Instructions for the task |
Verbatim copy, images removed: write out the entries below.

Excerpts from an interface dataset |
____
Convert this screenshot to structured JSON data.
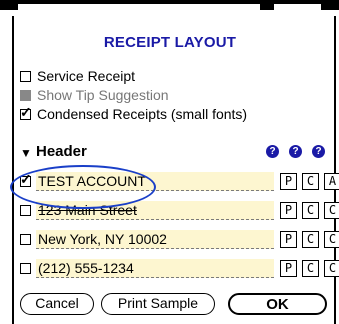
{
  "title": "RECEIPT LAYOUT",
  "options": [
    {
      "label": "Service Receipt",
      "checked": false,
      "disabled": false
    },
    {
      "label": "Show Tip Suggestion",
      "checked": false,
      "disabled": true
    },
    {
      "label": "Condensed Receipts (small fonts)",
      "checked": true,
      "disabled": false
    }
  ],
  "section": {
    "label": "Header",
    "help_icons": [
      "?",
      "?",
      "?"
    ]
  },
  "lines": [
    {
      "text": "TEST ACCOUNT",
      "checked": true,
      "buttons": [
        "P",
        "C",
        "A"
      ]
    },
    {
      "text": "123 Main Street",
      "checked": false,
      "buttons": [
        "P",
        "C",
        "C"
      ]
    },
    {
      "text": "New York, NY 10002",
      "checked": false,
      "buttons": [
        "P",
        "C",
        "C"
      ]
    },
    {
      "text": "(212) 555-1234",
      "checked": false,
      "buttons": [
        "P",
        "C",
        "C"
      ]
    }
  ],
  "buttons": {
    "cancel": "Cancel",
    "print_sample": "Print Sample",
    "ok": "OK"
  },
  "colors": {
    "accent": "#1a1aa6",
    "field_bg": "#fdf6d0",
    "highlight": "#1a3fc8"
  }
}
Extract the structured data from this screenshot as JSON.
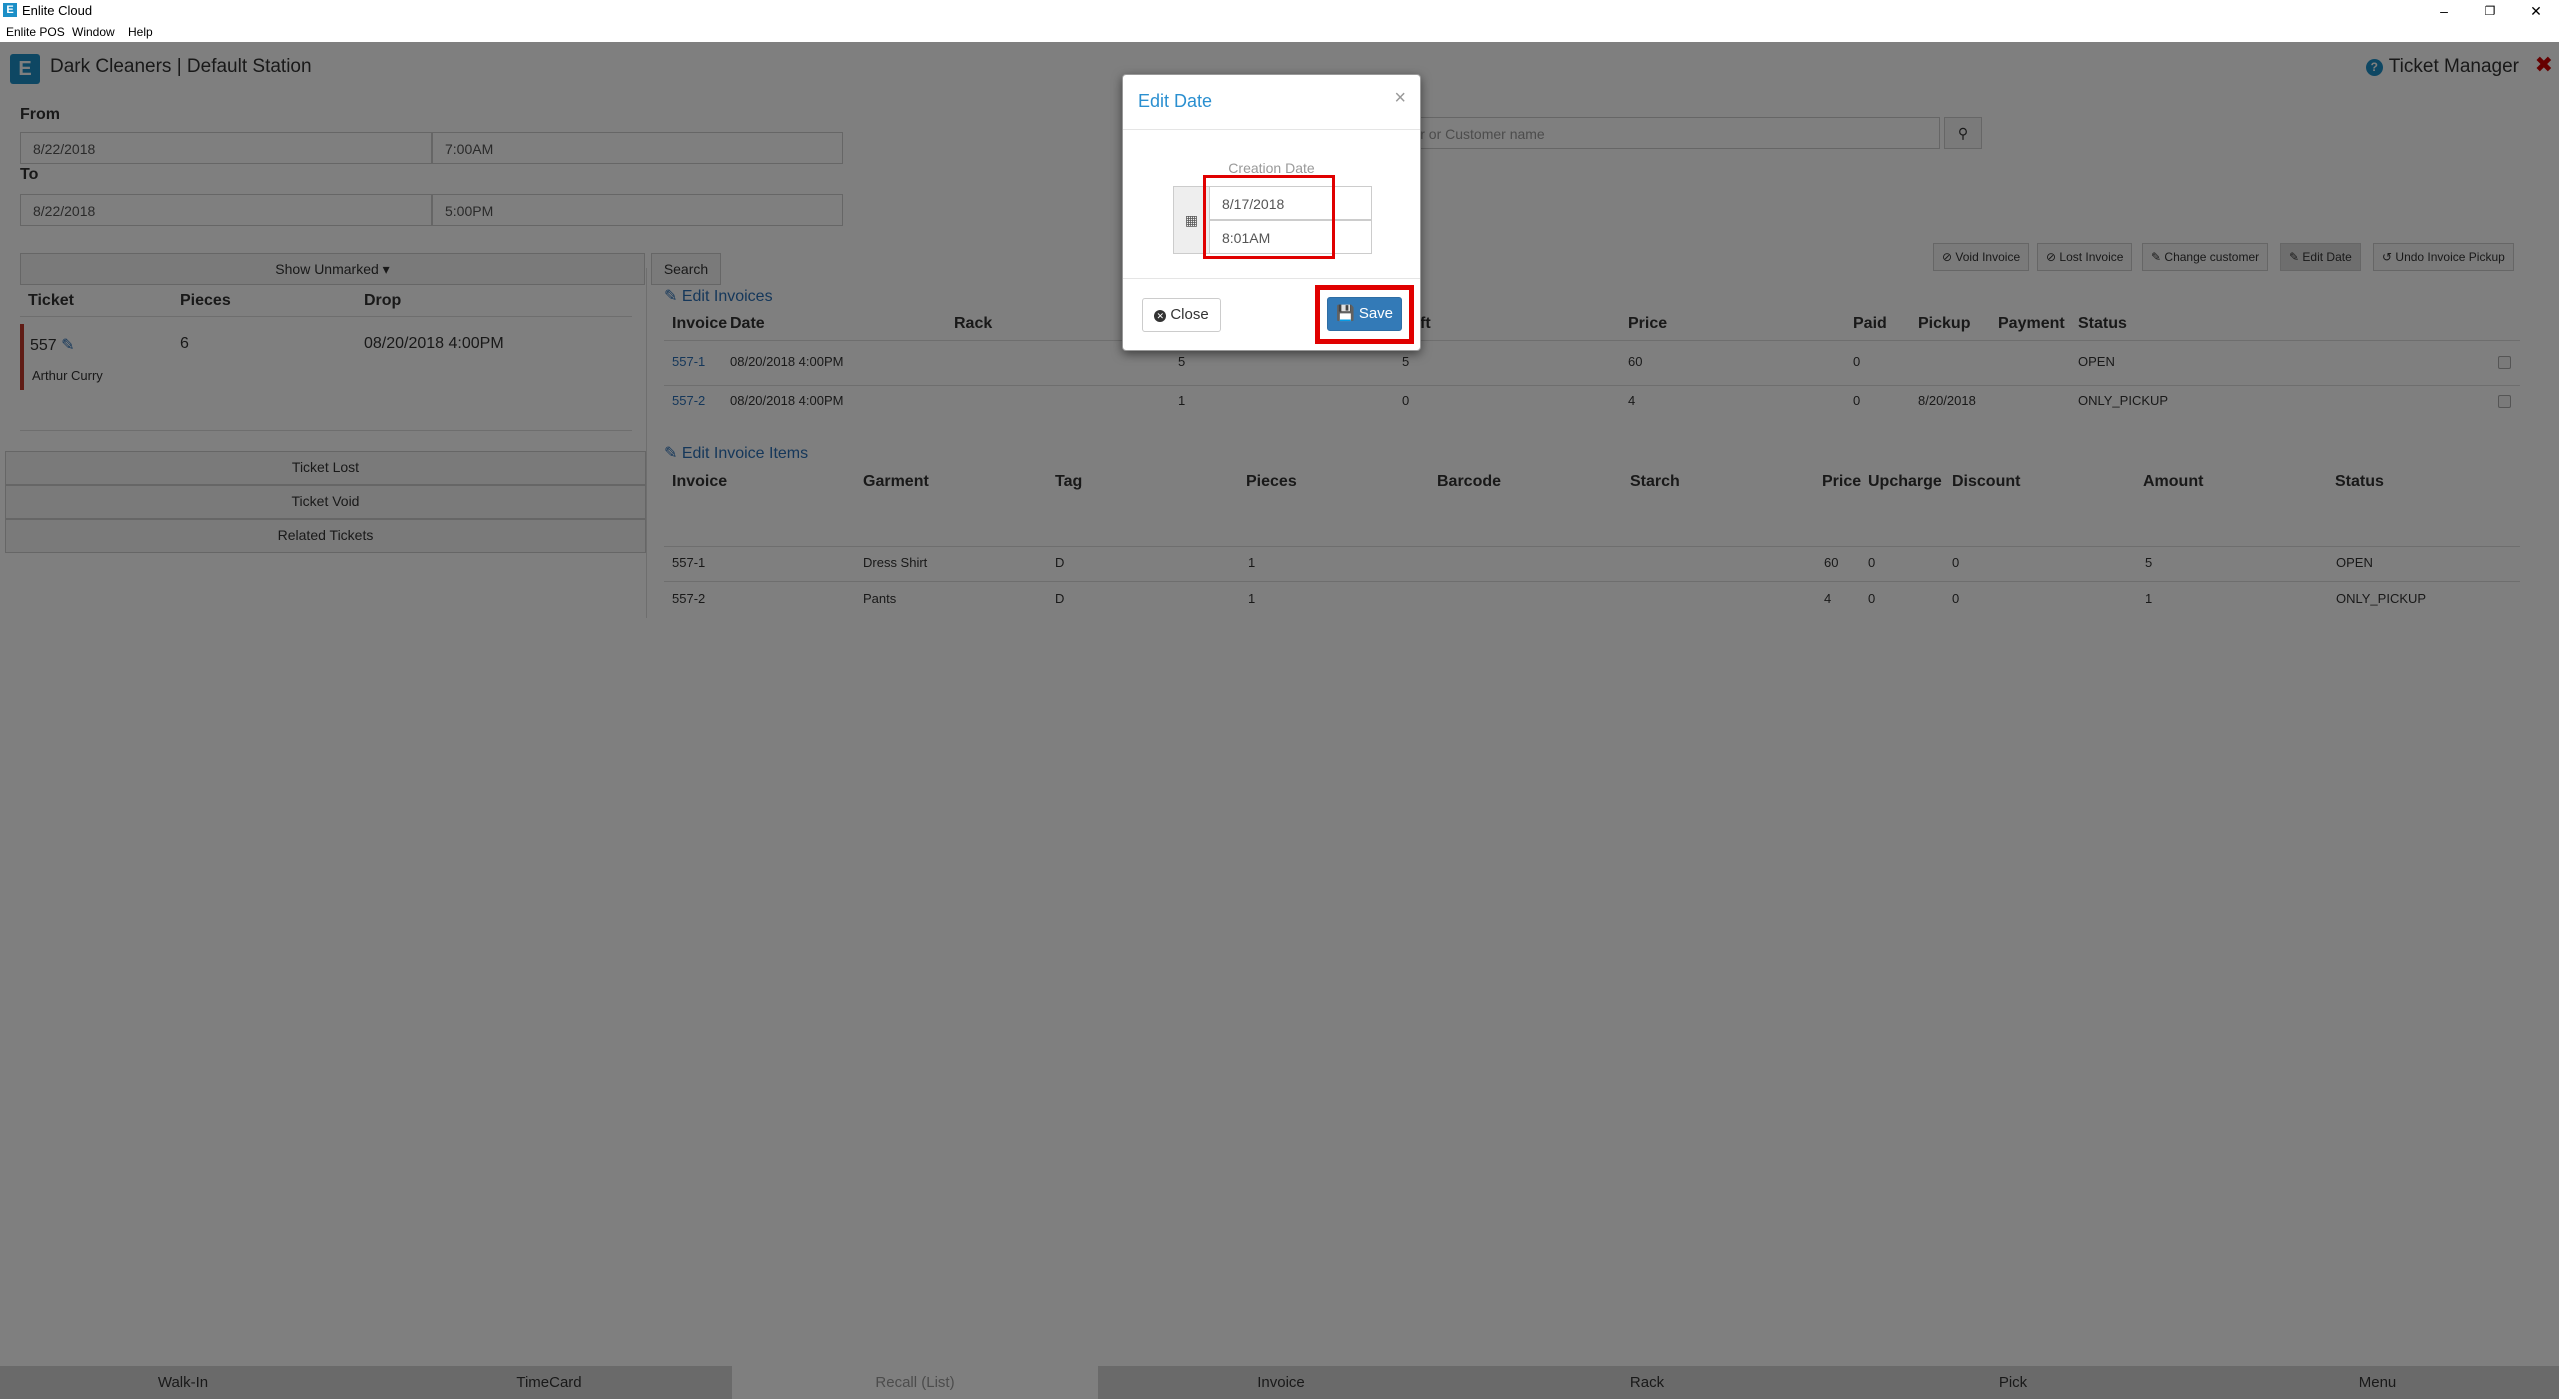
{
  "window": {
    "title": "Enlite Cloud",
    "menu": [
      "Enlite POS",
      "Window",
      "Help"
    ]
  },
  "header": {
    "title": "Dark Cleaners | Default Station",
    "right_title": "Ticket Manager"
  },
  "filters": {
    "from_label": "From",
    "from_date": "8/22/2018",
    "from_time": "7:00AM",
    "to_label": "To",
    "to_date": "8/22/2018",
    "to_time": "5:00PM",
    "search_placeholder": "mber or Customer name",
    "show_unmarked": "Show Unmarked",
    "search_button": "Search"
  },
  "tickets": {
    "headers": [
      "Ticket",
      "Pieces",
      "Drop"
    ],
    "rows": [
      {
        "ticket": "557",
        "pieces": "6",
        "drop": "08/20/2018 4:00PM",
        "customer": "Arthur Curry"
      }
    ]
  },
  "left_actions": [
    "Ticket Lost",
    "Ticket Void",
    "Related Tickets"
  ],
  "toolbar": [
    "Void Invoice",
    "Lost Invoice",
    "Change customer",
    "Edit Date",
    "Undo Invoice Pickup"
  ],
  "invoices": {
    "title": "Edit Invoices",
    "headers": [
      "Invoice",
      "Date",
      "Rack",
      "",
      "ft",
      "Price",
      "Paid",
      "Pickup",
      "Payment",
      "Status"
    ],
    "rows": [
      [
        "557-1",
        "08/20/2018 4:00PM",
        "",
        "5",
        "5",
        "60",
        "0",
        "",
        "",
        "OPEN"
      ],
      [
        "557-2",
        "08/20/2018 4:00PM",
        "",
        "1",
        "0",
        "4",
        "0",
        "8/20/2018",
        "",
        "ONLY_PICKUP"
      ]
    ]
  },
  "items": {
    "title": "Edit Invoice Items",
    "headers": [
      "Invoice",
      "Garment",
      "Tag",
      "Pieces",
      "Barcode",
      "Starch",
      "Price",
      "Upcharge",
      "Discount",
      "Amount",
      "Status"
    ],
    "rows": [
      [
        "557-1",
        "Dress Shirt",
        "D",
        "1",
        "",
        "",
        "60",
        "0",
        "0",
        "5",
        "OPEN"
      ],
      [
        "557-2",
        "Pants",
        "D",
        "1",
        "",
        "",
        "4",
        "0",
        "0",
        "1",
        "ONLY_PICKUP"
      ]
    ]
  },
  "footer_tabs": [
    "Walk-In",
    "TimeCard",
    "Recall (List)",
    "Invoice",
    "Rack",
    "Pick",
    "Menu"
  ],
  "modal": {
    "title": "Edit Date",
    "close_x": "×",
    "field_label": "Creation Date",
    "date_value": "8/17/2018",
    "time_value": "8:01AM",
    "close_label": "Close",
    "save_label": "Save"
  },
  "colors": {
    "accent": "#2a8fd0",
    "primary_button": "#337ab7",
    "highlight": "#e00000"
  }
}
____
Answer to the exercise |
Convert this screenshot to structured JSON data.
{
  "title": "RECEIPT LAYOUT",
  "options": [
    {
      "label": "Service Receipt",
      "checked": false,
      "disabled": false
    },
    {
      "label": "Show Tip Suggestion",
      "checked": false,
      "disabled": true
    },
    {
      "label": "Condensed Receipts (small fonts)",
      "checked": true,
      "disabled": false
    }
  ],
  "section": {
    "label": "Header",
    "help_icons": [
      "?",
      "?",
      "?"
    ]
  },
  "lines": [
    {
      "text": "TEST ACCOUNT",
      "checked": true,
      "buttons": [
        "P",
        "C",
        "A"
      ]
    },
    {
      "text": "123 Main Street",
      "checked": false,
      "buttons": [
        "P",
        "C",
        "C"
      ]
    },
    {
      "text": "New York, NY 10002",
      "checked": false,
      "buttons": [
        "P",
        "C",
        "C"
      ]
    },
    {
      "text": "(212) 555-1234",
      "checked": false,
      "buttons": [
        "P",
        "C",
        "C"
      ]
    }
  ],
  "buttons": {
    "cancel": "Cancel",
    "print_sample": "Print Sample",
    "ok": "OK"
  },
  "colors": {
    "accent": "#1a1aa6",
    "field_bg": "#fdf6d0",
    "highlight": "#1a3fc8"
  }
}
Extract the structured data from this screenshot as JSON.
{
  "window": {
    "title": "Enlite Cloud",
    "menu": [
      "Enlite POS",
      "Window",
      "Help"
    ]
  },
  "header": {
    "title": "Dark Cleaners | Default Station",
    "right_title": "Ticket Manager"
  },
  "filters": {
    "from_label": "From",
    "from_date": "8/22/2018",
    "from_time": "7:00AM",
    "to_label": "To",
    "to_date": "8/22/2018",
    "to_time": "5:00PM",
    "search_placeholder": "mber or Customer name",
    "show_unmarked": "Show Unmarked",
    "search_button": "Search"
  },
  "tickets": {
    "headers": [
      "Ticket",
      "Pieces",
      "Drop"
    ],
    "rows": [
      {
        "ticket": "557",
        "pieces": "6",
        "drop": "08/20/2018 4:00PM",
        "customer": "Arthur Curry"
      }
    ]
  },
  "left_actions": [
    "Ticket Lost",
    "Ticket Void",
    "Related Tickets"
  ],
  "toolbar": [
    "Void Invoice",
    "Lost Invoice",
    "Change customer",
    "Edit Date",
    "Undo Invoice Pickup"
  ],
  "invoices": {
    "title": "Edit Invoices",
    "headers": [
      "Invoice",
      "Date",
      "Rack",
      "",
      "ft",
      "Price",
      "Paid",
      "Pickup",
      "Payment",
      "Status"
    ],
    "rows": [
      [
        "557-1",
        "08/20/2018 4:00PM",
        "",
        "5",
        "5",
        "60",
        "0",
        "",
        "",
        "OPEN"
      ],
      [
        "557-2",
        "08/20/2018 4:00PM",
        "",
        "1",
        "0",
        "4",
        "0",
        "8/20/2018",
        "",
        "ONLY_PICKUP"
      ]
    ]
  },
  "items": {
    "title": "Edit Invoice Items",
    "headers": [
      "Invoice",
      "Garment",
      "Tag",
      "Pieces",
      "Barcode",
      "Starch",
      "Price",
      "Upcharge",
      "Discount",
      "Amount",
      "Status"
    ],
    "rows": [
      [
        "557-1",
        "Dress Shirt",
        "D",
        "1",
        "",
        "",
        "60",
        "0",
        "0",
        "5",
        "OPEN"
      ],
      [
        "557-2",
        "Pants",
        "D",
        "1",
        "",
        "",
        "4",
        "0",
        "0",
        "1",
        "ONLY_PICKUP"
      ]
    ]
  },
  "footer_tabs": [
    "Walk-In",
    "TimeCard",
    "Recall (List)",
    "Invoice",
    "Rack",
    "Pick",
    "Menu"
  ],
  "modal": {
    "title": "Edit Date",
    "close_x": "×",
    "field_label": "Creation Date",
    "date_value": "8/17/2018",
    "time_value": "8:01AM",
    "close_label": "Close",
    "save_label": "Save"
  },
  "colors": {
    "accent": "#2a8fd0",
    "primary_button": "#337ab7",
    "highlight": "#e00000"
  }
}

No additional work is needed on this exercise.